> **Work task**
Within the records that follow, find every line containing the string "badge". Copy those lines.

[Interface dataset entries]
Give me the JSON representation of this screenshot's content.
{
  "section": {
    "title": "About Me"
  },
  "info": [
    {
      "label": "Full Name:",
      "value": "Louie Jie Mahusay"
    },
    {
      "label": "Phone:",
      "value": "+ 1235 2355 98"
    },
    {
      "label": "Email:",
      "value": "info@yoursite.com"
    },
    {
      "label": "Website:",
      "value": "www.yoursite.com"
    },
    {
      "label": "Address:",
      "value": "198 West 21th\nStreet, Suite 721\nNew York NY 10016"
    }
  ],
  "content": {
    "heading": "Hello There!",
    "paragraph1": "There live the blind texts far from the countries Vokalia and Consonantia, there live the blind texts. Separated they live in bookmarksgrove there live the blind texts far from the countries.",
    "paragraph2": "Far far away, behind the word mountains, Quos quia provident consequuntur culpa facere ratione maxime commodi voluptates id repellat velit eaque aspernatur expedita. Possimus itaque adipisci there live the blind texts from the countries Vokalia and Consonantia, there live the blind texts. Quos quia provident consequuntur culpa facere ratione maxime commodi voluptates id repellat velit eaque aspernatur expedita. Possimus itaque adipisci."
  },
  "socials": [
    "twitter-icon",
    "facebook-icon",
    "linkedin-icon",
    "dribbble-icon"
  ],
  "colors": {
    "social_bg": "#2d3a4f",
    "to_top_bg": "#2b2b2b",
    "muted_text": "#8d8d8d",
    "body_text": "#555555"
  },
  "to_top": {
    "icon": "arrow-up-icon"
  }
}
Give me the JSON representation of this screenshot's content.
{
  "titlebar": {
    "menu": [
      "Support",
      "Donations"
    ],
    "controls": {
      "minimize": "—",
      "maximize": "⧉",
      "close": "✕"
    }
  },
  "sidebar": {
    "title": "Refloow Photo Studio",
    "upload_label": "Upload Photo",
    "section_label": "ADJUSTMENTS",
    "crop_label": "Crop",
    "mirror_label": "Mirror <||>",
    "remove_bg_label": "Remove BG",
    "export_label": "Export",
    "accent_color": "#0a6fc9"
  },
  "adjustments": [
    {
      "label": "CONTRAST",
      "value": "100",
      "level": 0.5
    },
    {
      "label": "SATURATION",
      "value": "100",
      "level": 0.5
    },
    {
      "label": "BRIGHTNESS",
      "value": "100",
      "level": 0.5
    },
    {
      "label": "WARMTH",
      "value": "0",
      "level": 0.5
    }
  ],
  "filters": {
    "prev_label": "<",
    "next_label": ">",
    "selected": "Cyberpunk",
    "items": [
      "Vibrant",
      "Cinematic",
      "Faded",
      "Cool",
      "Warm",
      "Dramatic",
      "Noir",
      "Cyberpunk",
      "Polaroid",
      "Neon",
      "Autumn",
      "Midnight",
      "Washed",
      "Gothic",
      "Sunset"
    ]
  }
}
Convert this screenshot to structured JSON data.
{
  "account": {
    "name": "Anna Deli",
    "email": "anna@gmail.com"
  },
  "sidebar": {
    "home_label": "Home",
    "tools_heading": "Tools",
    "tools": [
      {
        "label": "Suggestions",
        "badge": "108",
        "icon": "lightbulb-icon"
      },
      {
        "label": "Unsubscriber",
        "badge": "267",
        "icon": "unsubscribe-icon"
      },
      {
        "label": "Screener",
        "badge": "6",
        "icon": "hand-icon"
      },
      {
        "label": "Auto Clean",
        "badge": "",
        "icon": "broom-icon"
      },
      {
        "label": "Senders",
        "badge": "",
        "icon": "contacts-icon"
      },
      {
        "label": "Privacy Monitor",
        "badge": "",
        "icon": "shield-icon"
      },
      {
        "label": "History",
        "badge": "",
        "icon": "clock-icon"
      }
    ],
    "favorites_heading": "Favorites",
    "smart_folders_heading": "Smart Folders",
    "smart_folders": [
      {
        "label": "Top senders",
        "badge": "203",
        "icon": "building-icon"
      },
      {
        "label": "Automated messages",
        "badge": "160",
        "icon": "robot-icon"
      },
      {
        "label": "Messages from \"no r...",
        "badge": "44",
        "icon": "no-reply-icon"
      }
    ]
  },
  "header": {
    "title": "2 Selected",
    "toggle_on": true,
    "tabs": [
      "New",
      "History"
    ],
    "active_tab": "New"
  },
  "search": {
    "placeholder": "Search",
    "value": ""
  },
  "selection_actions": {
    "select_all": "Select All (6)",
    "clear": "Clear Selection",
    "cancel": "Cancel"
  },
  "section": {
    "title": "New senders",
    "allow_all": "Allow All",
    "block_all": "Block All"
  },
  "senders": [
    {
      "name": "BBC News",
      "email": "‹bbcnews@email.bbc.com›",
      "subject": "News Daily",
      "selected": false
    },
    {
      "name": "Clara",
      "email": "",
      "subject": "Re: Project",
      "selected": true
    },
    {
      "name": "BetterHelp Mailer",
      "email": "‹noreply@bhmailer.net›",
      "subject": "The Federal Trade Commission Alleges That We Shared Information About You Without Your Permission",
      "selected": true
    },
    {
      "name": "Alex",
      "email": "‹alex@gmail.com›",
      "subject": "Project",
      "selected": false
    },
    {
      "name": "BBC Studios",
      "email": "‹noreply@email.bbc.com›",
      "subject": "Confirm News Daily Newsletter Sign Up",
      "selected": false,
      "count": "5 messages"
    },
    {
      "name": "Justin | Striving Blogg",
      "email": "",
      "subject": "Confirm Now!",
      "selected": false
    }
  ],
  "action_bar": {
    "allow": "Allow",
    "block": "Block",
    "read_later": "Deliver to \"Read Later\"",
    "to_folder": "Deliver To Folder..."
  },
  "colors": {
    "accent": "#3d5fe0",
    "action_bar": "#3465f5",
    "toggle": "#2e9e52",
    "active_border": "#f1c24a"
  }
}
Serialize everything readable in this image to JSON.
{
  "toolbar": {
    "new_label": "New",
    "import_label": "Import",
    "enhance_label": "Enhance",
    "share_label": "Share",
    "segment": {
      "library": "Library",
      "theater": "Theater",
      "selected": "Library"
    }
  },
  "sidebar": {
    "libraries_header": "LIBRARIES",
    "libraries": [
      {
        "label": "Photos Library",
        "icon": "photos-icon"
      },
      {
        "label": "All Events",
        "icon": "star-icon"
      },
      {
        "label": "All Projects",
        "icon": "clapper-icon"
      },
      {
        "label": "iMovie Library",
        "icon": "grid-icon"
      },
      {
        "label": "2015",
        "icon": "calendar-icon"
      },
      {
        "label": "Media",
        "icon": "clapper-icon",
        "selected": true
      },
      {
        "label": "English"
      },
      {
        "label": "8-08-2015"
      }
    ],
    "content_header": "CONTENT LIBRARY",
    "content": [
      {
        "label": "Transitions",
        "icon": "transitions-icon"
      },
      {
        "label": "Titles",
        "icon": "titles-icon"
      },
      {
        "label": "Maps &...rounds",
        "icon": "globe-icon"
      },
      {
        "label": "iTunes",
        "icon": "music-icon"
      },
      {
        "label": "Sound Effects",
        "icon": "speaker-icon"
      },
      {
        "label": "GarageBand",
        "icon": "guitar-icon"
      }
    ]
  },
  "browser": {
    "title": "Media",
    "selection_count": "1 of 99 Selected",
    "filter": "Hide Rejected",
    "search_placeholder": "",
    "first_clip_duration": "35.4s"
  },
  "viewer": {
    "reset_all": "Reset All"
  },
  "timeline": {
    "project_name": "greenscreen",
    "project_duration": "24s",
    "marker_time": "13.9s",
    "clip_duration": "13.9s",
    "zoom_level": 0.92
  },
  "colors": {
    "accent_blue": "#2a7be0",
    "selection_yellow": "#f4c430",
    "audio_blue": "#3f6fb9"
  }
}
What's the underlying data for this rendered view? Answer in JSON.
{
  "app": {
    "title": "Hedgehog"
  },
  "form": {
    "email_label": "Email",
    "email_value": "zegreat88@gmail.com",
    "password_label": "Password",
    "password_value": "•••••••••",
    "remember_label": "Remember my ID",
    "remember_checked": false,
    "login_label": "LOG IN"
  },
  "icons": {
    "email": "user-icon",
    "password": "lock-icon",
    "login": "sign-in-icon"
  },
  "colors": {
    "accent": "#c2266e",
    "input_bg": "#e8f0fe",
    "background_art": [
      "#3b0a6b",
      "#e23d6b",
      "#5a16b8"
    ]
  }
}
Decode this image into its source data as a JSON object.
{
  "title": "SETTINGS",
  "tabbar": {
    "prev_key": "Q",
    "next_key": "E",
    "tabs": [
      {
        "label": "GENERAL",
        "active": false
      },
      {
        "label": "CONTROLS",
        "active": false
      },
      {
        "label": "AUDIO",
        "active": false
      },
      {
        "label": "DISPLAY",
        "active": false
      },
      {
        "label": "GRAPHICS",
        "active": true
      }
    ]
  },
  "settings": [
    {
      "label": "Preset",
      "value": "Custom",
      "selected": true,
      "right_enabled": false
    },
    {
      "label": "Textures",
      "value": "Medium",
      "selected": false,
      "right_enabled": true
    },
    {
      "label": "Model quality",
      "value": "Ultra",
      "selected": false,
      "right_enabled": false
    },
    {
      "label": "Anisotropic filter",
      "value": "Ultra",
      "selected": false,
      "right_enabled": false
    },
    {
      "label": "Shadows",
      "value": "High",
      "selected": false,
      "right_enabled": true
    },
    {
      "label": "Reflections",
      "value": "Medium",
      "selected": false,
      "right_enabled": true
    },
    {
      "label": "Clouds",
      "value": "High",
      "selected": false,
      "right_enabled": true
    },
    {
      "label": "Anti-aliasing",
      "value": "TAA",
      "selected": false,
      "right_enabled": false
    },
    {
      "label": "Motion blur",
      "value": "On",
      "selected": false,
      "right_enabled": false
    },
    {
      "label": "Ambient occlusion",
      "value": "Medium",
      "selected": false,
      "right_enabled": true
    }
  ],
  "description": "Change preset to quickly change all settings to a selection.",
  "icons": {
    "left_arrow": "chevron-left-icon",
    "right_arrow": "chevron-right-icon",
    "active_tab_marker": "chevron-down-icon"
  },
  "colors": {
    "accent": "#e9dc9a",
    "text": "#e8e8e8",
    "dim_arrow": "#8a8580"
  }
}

> **Response to the task**
        "badge": "108",
        "badge": "267",
        "badge": "6",
        "badge": "",
        "badge": "",
        "badge": "",
        "badge": "",
        "badge": "203",
        "badge": "160",
        "badge": "44",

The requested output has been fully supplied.